Optimizing Low Poly Style Shading in Unity 3D 2017

I started to work on a VR game project with Low Poly Style graphics. I am going to announce the new project next months. It’s very crazy and something never been tried. We are realy excited to work on it!

Eventhough, I used to work on Low poly style graphics in 3ds max ( I have even a tutorial post in previous pages), it is quite tricky when working in Unity 3D. When it comes to creating 3D models for VR experiences, keeping the vertex count low is very important. Models must be really low poly and the scene must be very well optimized for a fluid experience.

However, when i export my low poly models with individual smoothing groups per polygon, vertex counts in Unity increases to astronomical numbers. I was very surprised when i realized smooth objects are more performance friendly rather than flat objects (Low poly style). Because i was expecting the opposite.

So I wanted to test what is actually happening.

I created this two geosphere above in 3Ds Max. They are absolutely same, clone geospheres. I named them as “smooth” and “flat”, then i added smooth modifier to the “flat”. Then i lower the smooth treshold like picture below.

Then I exported them to Unity 3D 2017

Keep in mind that an empty scene in Unity 3D causes 5k vertex eventhough there is no object around. It is because of the skybox in the scene. If you clear the skybox from lighting panel you can decrease default vertex count to 4, I assume. 

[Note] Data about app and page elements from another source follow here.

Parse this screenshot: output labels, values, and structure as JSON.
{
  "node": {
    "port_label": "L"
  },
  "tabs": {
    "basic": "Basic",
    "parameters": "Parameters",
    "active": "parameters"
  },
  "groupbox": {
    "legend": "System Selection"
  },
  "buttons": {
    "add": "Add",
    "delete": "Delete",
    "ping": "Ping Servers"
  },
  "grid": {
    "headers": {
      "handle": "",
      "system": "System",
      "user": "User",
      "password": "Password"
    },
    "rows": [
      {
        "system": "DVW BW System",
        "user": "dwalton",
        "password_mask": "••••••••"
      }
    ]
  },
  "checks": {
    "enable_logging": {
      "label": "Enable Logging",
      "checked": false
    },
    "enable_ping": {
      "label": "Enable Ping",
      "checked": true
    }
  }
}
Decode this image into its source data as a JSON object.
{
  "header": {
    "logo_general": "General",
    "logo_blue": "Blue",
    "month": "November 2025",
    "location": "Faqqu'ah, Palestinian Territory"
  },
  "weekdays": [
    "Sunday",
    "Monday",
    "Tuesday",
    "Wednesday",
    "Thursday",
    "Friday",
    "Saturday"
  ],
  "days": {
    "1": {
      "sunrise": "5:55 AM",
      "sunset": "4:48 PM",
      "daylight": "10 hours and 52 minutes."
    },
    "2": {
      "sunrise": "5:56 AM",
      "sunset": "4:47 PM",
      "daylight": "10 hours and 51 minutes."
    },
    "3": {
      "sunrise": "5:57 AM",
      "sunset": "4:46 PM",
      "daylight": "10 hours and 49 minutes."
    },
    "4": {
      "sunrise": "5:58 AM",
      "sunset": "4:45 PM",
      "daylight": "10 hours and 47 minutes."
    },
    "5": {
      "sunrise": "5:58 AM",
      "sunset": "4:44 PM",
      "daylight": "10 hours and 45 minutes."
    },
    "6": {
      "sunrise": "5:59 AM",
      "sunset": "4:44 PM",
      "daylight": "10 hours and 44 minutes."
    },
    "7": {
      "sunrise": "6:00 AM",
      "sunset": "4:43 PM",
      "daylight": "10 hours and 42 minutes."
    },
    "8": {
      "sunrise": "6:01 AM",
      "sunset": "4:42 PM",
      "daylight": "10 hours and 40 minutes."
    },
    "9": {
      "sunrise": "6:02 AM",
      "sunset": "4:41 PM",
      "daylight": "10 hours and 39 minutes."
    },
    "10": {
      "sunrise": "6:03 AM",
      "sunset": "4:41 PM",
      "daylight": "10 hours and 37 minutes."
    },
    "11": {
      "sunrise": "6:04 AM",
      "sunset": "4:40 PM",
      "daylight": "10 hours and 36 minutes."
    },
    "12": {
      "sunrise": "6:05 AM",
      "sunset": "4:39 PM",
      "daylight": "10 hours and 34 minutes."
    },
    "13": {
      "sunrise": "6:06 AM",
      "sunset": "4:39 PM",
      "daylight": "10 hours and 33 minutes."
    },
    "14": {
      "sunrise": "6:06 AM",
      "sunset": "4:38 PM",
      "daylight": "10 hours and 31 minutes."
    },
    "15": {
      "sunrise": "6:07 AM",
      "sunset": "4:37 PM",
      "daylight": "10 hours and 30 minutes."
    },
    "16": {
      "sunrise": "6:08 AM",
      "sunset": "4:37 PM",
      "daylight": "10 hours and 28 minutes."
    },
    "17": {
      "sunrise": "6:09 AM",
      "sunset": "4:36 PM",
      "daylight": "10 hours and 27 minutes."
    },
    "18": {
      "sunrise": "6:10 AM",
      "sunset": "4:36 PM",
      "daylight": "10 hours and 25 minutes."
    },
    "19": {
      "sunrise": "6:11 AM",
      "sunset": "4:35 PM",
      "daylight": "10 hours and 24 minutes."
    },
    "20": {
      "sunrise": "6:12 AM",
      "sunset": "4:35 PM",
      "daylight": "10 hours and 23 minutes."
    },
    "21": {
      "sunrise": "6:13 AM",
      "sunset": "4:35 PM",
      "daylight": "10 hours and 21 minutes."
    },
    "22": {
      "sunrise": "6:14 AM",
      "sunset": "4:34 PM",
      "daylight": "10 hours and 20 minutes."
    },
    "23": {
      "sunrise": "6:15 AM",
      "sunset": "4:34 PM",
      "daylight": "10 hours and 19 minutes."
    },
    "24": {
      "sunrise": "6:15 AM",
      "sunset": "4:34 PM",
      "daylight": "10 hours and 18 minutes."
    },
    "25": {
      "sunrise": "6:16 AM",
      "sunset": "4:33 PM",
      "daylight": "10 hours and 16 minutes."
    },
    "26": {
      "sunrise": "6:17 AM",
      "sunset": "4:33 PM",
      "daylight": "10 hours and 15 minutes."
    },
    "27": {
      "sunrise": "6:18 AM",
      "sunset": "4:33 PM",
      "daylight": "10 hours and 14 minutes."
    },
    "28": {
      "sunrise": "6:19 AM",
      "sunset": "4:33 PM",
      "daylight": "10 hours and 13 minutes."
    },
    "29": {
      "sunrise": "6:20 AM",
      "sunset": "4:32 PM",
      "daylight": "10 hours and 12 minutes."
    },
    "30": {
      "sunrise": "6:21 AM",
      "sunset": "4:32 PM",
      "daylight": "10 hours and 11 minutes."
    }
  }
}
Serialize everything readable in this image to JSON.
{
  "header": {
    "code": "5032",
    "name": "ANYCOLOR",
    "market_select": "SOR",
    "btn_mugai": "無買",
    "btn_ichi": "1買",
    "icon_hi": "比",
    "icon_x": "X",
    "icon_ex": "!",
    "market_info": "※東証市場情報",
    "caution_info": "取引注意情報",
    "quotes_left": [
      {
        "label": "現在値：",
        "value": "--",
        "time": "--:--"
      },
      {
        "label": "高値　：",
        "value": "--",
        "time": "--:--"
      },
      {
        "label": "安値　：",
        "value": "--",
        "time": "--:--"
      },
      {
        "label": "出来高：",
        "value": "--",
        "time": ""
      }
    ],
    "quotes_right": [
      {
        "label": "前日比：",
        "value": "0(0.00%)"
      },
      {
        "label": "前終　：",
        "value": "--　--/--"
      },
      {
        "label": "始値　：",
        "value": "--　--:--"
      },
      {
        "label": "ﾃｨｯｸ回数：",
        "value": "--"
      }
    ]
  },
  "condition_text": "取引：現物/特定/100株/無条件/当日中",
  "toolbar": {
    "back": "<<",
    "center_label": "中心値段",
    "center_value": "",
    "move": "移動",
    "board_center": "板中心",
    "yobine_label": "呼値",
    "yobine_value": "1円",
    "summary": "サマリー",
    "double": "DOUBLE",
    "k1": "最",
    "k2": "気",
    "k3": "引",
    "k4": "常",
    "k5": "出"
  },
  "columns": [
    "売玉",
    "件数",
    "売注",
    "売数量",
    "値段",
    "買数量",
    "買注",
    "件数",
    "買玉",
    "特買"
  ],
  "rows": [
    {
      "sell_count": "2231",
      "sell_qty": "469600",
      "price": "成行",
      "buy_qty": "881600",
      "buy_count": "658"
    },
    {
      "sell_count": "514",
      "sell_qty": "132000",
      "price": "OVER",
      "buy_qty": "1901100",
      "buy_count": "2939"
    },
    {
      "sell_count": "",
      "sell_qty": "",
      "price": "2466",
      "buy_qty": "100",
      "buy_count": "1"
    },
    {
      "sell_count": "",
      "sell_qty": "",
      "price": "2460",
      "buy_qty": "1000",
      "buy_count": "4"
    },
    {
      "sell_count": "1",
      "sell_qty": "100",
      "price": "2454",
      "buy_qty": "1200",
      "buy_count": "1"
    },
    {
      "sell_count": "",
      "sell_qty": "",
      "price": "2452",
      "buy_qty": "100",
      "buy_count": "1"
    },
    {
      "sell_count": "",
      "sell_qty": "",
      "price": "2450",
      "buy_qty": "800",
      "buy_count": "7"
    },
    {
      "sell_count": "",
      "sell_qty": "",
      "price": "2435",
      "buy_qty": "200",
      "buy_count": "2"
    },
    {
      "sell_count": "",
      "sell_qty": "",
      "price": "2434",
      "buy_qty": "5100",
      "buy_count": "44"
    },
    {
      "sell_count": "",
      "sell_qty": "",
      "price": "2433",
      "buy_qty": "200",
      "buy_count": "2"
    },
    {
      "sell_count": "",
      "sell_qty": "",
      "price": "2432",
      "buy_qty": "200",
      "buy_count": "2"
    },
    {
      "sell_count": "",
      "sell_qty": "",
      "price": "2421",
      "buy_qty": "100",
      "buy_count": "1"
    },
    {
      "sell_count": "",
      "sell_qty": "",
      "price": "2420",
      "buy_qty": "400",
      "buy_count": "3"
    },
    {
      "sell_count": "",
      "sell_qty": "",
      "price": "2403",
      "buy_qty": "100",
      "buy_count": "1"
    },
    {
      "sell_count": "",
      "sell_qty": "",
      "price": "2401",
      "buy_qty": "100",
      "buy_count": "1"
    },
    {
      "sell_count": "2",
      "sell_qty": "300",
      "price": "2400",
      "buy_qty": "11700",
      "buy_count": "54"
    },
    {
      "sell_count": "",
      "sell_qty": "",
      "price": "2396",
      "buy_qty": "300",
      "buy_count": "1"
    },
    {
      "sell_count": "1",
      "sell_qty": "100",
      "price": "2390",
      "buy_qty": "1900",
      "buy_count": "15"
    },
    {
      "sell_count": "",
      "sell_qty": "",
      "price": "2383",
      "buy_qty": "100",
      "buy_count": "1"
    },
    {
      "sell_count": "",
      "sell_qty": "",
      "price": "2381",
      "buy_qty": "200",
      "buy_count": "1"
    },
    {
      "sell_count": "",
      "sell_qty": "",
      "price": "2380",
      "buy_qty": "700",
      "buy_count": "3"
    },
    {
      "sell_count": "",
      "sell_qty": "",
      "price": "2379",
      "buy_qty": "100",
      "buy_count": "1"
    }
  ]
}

As you see the picture above, you will notice that flat is 4 times more, compare to smooth. In larger scenes, this difference will be beyond acceptable limits.

What is the correct way to create Low Poly Style Scenes?

The best way to solve that issue is creating the low poly style in shaders. Exporting 3D Models with 1 smoothing group is best for performance. Then you can give it low poly look with shader below.


As you see in the picture below, object “smooth” has flat shading material which i downloaded from the link above, has no vertex difference compared to its default.

The result is absolutely wonderful for me.

I hope the post was clear and helpful for the people who stuck in that problem.



I Was In Arles How To

I Was In Arles from gunisigicihangir on Vimeo.

This is an artwork which I created as my graduation project for Marmara University-Istanbul. Digitalizing a classic artwork always excites me. While I was working on Microsoft Kinect that idea appeared in my mind. How great it would be to see unpainted areas in Van Gogh’s Bedroom painting. After the graduation exhibition in Marmara University, it also exhibited in amberFest 13′.

This work looks quite complicated but actually it is one of the simplest projects that I made.

I started by searching how to adding skeleton data taken by kinect into a Unity 3D project. I found a sdk which is released by Microsoft for Unity. You can download it from website below.


You will need to install kinect developer toolkit and kinect SDK too. Just after the download has finished, open the Unity3D and run “Kinect1.7UnityPackage.unitypackage”. Make sure all the packages are selected then press import. This will import a package consist of some codes and an example project.


We can work inside the example project by modifying it. When you import all the package you will see KinectSample in the Project window below. Full path is Assets>Scene>KinectSample.8-01

To create the feeling of looking at inside the picture I decided to create a main camera with a target point which is always looked at. Because if you dont use a target point the camera always look the same direction.

I found this code from reference tab from Unity3D’s website.

var target : Transform;

function Update() {

I copied and pasted this codes as a javascript code in Unity and simply linked it into the camera by dragging and droping. You can create a Java Script file by right clicking in the project window and create>Javascript. You must see the component in inspector menu when you select the camera. Then I created a cube front of the camera for the target and attached it to the “target tag” of the component that i just created inside the camera. You can reach the target tag inside the inspector menu and you can add an object by clicking the circle beside it.


The distance between the camera and the target point is important to make the movement more natural. But it depends on the project.

5Second, I attached the camera to the “03_Head” inside the “KinectPointMan”. The project has 2 skeleton. rainbowMan_v06 and KinectPointMan. I used “PointMan” because the other one vibrating the camera while Point man is smoother.





To finalize the project delete the “rainbow man” which we didn’t use and move the camera until the KinectPointMan disappears from the screen. Then you can create your own scene to look inside. I would love to share my 3D model for Van Gogh’s bedroom but unfortunately it was erased with many project which I didn’t sync to cloud after the burned hard disc disaster.

I created a couple of cubes to realize the movement as you can see below. I preserved the skeleton just to show you my body movements.



You can manipulate the distance to see the difference.

I hope you enjoyed this tutorial. See you next time.